A new study has found that fluctuations in temperature during transportation and retail sale of leafy greens negatively impacts both the product’s quality and microbial safety.

In a study published in the February issue of Journal of Food Protection, researchers looked at the growth of E. coli O157:H7 and Listeria monocytogenes in commercially bagged salad greens.

Over a 16-month period, a series of time-temperature profiles from thousands of bagged salads were obtained from five transportation routes covering four geographic regions, as well as during retail storage and display.

“Based on the simulation, both pathogens generally increased <2 log CFU/g during transport, storage, and display,” the authors wrote. “However, retail storage duration can significantly impact pathogen growth.”

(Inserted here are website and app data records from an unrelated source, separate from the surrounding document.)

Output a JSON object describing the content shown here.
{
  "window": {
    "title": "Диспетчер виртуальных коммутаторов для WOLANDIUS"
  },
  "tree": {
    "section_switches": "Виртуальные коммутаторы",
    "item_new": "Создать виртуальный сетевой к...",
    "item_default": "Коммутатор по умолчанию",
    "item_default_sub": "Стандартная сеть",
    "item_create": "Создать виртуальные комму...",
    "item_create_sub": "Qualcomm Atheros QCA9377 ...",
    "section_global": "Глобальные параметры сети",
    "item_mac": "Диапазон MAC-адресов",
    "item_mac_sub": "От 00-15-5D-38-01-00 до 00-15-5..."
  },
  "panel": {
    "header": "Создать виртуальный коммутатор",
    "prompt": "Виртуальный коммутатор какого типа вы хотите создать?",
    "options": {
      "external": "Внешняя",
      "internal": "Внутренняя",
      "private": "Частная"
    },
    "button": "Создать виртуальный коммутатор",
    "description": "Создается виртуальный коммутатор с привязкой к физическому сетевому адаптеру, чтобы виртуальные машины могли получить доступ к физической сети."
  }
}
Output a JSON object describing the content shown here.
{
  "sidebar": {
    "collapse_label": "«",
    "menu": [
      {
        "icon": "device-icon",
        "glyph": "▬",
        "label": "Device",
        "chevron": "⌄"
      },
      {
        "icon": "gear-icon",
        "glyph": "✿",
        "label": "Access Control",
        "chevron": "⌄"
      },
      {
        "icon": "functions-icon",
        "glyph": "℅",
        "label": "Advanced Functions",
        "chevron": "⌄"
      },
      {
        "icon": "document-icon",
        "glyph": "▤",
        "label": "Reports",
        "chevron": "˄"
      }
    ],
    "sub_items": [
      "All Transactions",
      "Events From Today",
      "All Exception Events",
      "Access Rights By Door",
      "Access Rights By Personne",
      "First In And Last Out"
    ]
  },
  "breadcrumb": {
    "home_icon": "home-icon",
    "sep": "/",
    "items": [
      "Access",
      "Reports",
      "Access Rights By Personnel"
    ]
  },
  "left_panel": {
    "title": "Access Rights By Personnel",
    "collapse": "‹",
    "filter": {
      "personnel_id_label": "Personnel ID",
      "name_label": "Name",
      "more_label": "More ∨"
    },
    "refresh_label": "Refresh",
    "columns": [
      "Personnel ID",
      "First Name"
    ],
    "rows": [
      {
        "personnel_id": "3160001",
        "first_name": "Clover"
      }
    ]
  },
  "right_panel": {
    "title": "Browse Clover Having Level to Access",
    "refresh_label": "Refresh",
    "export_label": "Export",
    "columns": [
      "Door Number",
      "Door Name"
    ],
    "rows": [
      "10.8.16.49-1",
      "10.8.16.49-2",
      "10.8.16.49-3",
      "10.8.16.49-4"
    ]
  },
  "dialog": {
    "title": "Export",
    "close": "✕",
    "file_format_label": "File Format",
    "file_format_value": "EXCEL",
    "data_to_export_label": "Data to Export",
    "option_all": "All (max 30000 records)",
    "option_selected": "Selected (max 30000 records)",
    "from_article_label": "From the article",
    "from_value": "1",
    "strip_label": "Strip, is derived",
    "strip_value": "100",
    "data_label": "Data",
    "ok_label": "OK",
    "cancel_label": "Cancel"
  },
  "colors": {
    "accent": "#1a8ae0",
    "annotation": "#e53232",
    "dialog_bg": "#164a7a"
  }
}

They added that this was the first large-scale study in the U.S. to use commercial time-temperature profiles to assess the microbial risk of leafy greens and that it “should be useful in filling some of the data gaps in current risk assessments for leafy greens.”

© Food Safety News
  • Janine

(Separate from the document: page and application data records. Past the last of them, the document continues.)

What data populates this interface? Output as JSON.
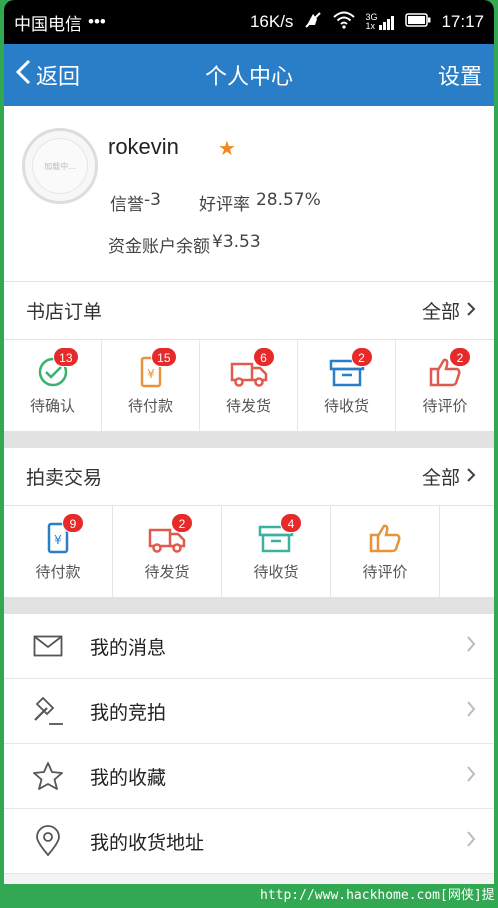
{
  "status_bar": {
    "carrier": "中国电信",
    "dots": "•••",
    "speed": "16K/s",
    "net": "3G",
    "net2": "1x",
    "time": "17:17"
  },
  "nav": {
    "back": "返回",
    "title": "个人中心",
    "settings": "设置"
  },
  "profile": {
    "avatar_text": "加载中...",
    "username": "rokevin",
    "credit_label": "信誉",
    "credit_value": "-3",
    "rating_label": "好评率",
    "rating_value": "28.57%",
    "balance_label": "资金账户余额",
    "balance_value": "¥3.53"
  },
  "bookstore": {
    "title": "书店订单",
    "all": "全部",
    "items": [
      {
        "label": "待确认",
        "badge": "13",
        "icon": "check-circle-icon",
        "color": "#3ab26e"
      },
      {
        "label": "待付款",
        "badge": "15",
        "icon": "wallet-icon",
        "color": "#e8923a"
      },
      {
        "label": "待发货",
        "badge": "6",
        "icon": "truck-icon",
        "color": "#e05a4e"
      },
      {
        "label": "待收货",
        "badge": "2",
        "icon": "box-icon",
        "color": "#2a7ec7"
      },
      {
        "label": "待评价",
        "badge": "2",
        "icon": "thumbs-up-icon",
        "color": "#e05a4e"
      }
    ]
  },
  "auction": {
    "title": "拍卖交易",
    "all": "全部",
    "items": [
      {
        "label": "待付款",
        "badge": "9",
        "icon": "wallet-icon",
        "color": "#2a7ec7"
      },
      {
        "label": "待发货",
        "badge": "2",
        "icon": "truck-icon",
        "color": "#e05a4e"
      },
      {
        "label": "待收货",
        "badge": "4",
        "icon": "box-icon",
        "color": "#3ab29e"
      },
      {
        "label": "待评价",
        "badge": "",
        "icon": "thumbs-up-icon",
        "color": "#e8923a"
      }
    ]
  },
  "menu": [
    {
      "label": "我的消息",
      "icon": "mail-icon"
    },
    {
      "label": "我的竞拍",
      "icon": "gavel-icon"
    },
    {
      "label": "我的收藏",
      "icon": "star-icon"
    },
    {
      "label": "我的收货地址",
      "icon": "location-pin-icon"
    }
  ],
  "watermark": "http://www.hackhome.com[网侠]提供",
  "colors": {
    "nav": "#2a7ec7",
    "badge": "#e62929",
    "frame": "#33a852"
  }
}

    Yet another reason to grow your own or buy local, if you can afford it.

  • CA Leafy Greens LGMA

    Health experts emphasize that food safety is a shared responsibility that starts on the farm, but is important all along the supply chain. For fresh produce, particularly leafy greens which are often eaten in an uncooked state, proper food safety practices are critical to reducing foodborne illness. The California Leafy Greens Marketing Agreement is devoted to ensuring a set of science-based food safety practices are being following on leafy greens farms. But LGMA members lose the ability to protect consumers when the leafy greens they carefully produce leave their coolers in California and head to dinner tables around the world.

    We appreciate the work these scientists have done. Only through research can we hope to reduce the number of foodborne illnesses associated with leafy greens both in the field and during post-production handling. It’s clear the findings from this study can fill vital data gaps that will help retailers and transportation companies develop proper handling procedures that can prevent illness.

  • mauimina

    That is why the need for consumer education in handling food after purchasing is so important along with folks making sure through their choices that their immune systems are vital to resist any pathogen from invading ones system. Sterilizing the farm is not the answer!!!